In a news release, the company said it has about 21,000 employees and operates 39 bakeries, 6,000 delivery routes, 600 distribution centers and 700 bakery outlet stores. In addition, the company delivers to more than 50,000 customers a day.
At Dave’s Market at 871 E. Exchange St. in Akron, bread route salesman Jim Nuznoff was restocking Wonder, Home Pride Buttertop Wheat and Beefsteak rye breads as part of his normal routine.
Deliverer isn’t surprised
Friday, however, was anything but normal for the 59-year-old Tallmadge resident. Nuznoff spent the day saying goodbye to the customers he has served for the past 15 years working for Hostess.
“I’m on vacation next week. I don’t expect to have a job by the time I come back,” he said.
Nuznoff said he wasn’t completely surprised. “We’ve been bankrupt twice,” he said, referring to Hostess’ former corporate name of Interstate Brands.
Nuznoff said he delivers to Dave’s five days a week on his bread route, which includes seven large grocery stores and seven smaller markets.
He agreed that it would seem strange not to see Hostess items like Wonder Bread and Twinkies on store shelves. “You expect it to be there whether you buy it or not,” he said.
However, he said it is likely that someone would buy the brands and continue to produce the iconic breads and snack cakes.
Nuznoff works out of the Hostess headquarters at 1500 Firestone Parkway. A man answering the phone at the headquarters, who refused to identify himself because he was not authorized to speak on behalf of the company, said about 20 employees work out of the Akron location, most of whom are delivery route drivers and members of the Teamsters.
Nuznoff, a Teamster, said his union recently agreed to take contract concessions, including an 8 percent pay cut, and assume a larger portion of their health-care costs. The pay cut amounted to $4,000 for Nuznoff, he said.
“They gave the bakers an ultimatum,” he said. “We took the cuts.”
Bakers refused to accept the cuts and went on strike, prompting the company’s move to dissolve.
Nuznoff said he has an interview next week for a job as a temporary delivery route driver at FedEx over the holidays. After that, he wasn’t sure about his future.
For at least 20 years, Margaret Badgett, 68, of Lakemore, had been a regular shopper at the outlet store in Ellet.
On Friday, she bought some bread and CupCakes. “I feel bad,” she said.
She, too, was asked to imagine America without Twinkies. “I don’t know how that is going to work,” she said.
Shopper Carol Moody said she and her husband, Bill, decided to stock up after hearing the news Friday morning about the shutdown of the company.
They bought a lot of sweets to freeze for eight grandchildren and three great-grandchildren.
“It does feel like the end of childhood,” she said, “It’s like, now what? You can’t pass it on to your grandkids. It is not here anymore.”

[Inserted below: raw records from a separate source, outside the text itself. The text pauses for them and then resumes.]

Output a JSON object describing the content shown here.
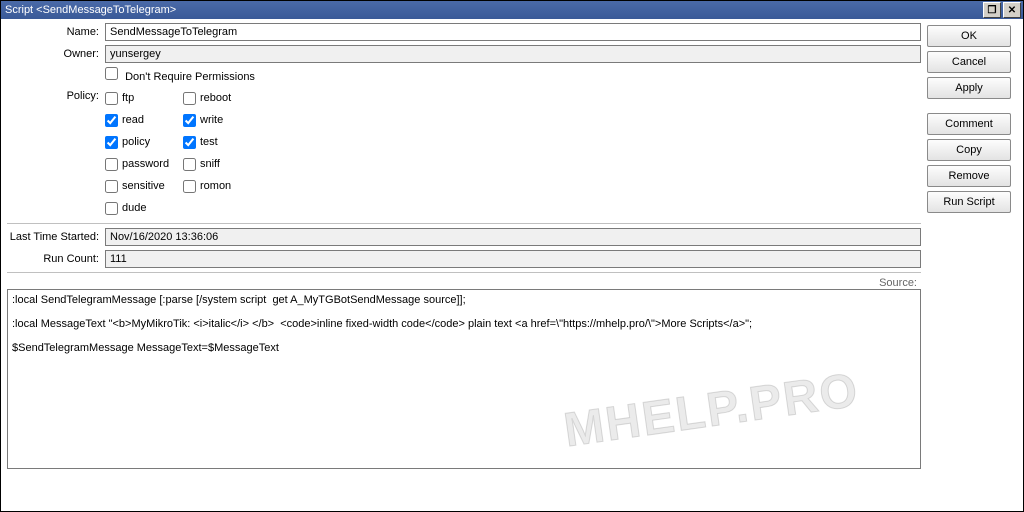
{
  "window": {
    "title": "Script <SendMessageToTelegram>"
  },
  "buttons": {
    "ok": "OK",
    "cancel": "Cancel",
    "apply": "Apply",
    "comment": "Comment",
    "copy": "Copy",
    "remove": "Remove",
    "run": "Run Script"
  },
  "labels": {
    "name": "Name:",
    "owner": "Owner:",
    "dont_require": "Don't Require Permissions",
    "policy": "Policy:",
    "last_time": "Last Time Started:",
    "run_count": "Run Count:",
    "source": "Source:"
  },
  "fields": {
    "name": "SendMessageToTelegram",
    "owner": "yunsergey",
    "last_time": "Nov/16/2020 13:36:06",
    "run_count": "111"
  },
  "policy": {
    "ftp": {
      "label": "ftp",
      "checked": false
    },
    "reboot": {
      "label": "reboot",
      "checked": false
    },
    "read": {
      "label": "read",
      "checked": true
    },
    "write": {
      "label": "write",
      "checked": true
    },
    "policy": {
      "label": "policy",
      "checked": true
    },
    "test": {
      "label": "test",
      "checked": true
    },
    "password": {
      "label": "password",
      "checked": false
    },
    "sniff": {
      "label": "sniff",
      "checked": false
    },
    "sensitive": {
      "label": "sensitive",
      "checked": false
    },
    "romon": {
      "label": "romon",
      "checked": false
    },
    "dude": {
      "label": "dude",
      "checked": false
    }
  },
  "dont_require_checked": false,
  "source": ":local SendTelegramMessage [:parse [/system script  get A_MyTGBotSendMessage source]];\n\n:local MessageText \"<b>MyMikroTik: <i>italic</i> </b>  <code>inline fixed-width code</code> plain text <a href=\\\"https://mhelp.pro/\\\">More Scripts</a>\";\n\n$SendTelegramMessage MessageText=$MessageText",
  "watermark": "MHELP.PRO"
}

Jerry Finnell, 79, of Akron, was a driver and salesman for the company. “Those 29 years I had were great years,” Finnell said. “I worked my butt off. We had a great product and I was proud to be associated with it.”
Shutting down the company, he said, “will be a hell of a loss to the public.”